- **EXTRACTED INFORMATION**
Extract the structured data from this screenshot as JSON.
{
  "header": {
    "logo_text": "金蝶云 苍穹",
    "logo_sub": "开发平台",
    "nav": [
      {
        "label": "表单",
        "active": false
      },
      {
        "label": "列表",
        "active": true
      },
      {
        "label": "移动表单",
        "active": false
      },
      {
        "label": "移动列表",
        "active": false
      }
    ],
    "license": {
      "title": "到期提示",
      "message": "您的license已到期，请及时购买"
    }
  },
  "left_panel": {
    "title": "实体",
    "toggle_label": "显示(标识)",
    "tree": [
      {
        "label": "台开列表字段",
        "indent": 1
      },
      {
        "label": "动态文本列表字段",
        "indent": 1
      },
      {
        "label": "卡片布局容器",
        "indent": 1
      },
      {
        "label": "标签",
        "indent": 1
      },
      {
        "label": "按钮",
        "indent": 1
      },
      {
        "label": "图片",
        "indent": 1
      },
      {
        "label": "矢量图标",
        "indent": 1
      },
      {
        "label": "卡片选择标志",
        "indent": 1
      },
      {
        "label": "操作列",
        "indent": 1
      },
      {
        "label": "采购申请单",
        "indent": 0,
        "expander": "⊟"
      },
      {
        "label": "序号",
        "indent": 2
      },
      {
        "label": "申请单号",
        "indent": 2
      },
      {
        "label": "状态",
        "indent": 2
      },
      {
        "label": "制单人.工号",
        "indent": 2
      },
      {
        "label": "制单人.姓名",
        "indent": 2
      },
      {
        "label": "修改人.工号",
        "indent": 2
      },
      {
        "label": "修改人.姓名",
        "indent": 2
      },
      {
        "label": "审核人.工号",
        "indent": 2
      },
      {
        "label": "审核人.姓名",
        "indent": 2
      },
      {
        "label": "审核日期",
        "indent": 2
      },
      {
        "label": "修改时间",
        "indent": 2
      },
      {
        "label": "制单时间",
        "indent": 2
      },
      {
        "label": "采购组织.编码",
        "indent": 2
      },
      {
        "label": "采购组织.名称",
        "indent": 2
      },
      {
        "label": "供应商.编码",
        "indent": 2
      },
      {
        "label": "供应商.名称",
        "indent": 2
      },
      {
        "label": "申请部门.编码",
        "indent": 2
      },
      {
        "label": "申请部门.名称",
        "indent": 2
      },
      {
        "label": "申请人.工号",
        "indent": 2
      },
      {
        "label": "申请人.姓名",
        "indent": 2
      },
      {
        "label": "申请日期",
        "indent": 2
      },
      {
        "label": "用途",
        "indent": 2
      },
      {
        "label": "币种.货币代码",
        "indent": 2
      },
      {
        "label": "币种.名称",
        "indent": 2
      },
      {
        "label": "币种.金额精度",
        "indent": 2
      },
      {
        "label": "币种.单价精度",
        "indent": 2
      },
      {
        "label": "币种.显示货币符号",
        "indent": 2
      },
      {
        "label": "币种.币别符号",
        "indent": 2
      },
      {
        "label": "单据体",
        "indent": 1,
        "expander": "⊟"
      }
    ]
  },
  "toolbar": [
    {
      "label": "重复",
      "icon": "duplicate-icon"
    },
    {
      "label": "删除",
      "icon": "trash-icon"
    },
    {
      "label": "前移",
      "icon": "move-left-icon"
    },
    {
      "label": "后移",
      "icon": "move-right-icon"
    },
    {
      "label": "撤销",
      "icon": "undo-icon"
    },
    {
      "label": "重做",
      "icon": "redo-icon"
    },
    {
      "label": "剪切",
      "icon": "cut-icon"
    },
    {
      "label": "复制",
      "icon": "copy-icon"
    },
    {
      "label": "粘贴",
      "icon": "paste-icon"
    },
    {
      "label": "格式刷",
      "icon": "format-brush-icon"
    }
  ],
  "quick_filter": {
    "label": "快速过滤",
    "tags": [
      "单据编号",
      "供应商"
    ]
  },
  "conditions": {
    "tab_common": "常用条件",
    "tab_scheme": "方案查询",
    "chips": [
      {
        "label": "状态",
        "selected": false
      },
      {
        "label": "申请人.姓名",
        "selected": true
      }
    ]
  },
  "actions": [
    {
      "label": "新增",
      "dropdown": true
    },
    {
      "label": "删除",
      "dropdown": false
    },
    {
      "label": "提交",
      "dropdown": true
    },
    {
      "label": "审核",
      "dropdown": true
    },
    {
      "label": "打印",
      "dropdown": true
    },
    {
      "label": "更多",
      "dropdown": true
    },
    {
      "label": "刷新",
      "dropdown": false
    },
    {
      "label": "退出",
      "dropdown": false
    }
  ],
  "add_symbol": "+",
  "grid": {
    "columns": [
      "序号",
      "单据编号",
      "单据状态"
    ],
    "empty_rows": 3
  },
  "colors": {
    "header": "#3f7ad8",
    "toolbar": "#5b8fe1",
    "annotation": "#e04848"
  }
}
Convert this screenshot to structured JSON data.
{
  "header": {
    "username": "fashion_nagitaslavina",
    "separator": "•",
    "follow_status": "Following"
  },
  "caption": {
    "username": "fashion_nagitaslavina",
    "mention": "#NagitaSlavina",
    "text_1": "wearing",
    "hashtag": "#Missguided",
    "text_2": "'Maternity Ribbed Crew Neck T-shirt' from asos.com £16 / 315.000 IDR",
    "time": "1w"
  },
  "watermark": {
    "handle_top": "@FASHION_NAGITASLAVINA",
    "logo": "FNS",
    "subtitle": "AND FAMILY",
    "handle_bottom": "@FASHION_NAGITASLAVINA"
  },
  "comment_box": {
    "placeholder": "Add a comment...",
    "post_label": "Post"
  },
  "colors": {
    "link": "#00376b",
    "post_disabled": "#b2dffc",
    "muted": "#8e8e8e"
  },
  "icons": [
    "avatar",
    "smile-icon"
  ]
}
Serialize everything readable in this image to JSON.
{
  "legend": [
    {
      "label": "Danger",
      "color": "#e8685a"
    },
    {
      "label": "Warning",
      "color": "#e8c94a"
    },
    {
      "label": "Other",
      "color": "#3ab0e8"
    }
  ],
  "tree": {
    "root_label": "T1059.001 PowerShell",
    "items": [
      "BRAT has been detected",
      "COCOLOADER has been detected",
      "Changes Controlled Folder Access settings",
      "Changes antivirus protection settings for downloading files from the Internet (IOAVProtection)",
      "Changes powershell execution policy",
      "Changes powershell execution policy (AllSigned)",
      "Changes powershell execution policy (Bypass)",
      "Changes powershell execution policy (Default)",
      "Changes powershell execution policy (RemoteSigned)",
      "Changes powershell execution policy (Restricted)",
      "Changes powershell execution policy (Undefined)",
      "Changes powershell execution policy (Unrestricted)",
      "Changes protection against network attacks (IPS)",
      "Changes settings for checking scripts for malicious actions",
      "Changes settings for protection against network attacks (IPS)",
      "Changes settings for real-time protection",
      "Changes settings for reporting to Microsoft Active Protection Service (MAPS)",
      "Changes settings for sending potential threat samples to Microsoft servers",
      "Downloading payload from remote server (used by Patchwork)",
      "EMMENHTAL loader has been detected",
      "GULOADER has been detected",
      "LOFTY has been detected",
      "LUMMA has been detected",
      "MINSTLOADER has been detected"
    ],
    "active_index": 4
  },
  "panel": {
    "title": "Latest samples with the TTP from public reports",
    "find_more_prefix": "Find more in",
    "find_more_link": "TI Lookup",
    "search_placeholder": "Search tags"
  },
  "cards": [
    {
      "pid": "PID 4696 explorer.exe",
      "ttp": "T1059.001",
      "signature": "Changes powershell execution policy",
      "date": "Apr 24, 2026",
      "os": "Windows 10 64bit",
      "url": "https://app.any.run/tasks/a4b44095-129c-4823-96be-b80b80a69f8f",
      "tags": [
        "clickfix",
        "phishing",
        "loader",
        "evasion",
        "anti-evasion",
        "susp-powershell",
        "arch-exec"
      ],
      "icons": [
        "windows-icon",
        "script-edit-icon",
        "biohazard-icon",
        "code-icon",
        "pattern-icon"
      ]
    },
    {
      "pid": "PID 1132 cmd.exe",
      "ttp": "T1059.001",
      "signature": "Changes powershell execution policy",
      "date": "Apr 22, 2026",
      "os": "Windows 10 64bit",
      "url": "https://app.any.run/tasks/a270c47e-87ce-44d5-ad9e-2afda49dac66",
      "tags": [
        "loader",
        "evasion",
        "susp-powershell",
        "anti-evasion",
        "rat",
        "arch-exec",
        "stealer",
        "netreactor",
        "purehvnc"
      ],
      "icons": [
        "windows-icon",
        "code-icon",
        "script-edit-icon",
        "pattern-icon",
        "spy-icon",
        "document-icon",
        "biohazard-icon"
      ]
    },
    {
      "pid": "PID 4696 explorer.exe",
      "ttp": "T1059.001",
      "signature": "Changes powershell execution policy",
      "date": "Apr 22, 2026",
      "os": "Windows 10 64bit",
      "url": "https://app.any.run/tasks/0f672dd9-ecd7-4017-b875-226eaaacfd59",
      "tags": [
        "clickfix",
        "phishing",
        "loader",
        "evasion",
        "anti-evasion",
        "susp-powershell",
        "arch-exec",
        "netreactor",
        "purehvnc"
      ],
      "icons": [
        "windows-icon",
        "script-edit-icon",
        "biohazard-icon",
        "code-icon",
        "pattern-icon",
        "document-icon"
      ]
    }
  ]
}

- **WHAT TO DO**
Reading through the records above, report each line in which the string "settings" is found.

- **RESULT OF THIS EXERCISE**
      "Changes Controlled Folder Access settings",
      "Changes antivirus protection settings for downloading files from the Internet (IOAVProtection)",
      "Changes settings for checking scripts for malicious actions",
      "Changes settings for protection against network attacks (IPS)",
      "Changes settings for real-time protection",
      "Changes settings for reporting to Microsoft Active Protection Service (MAPS)",
      "Changes settings for sending potential threat samples to Microsoft servers",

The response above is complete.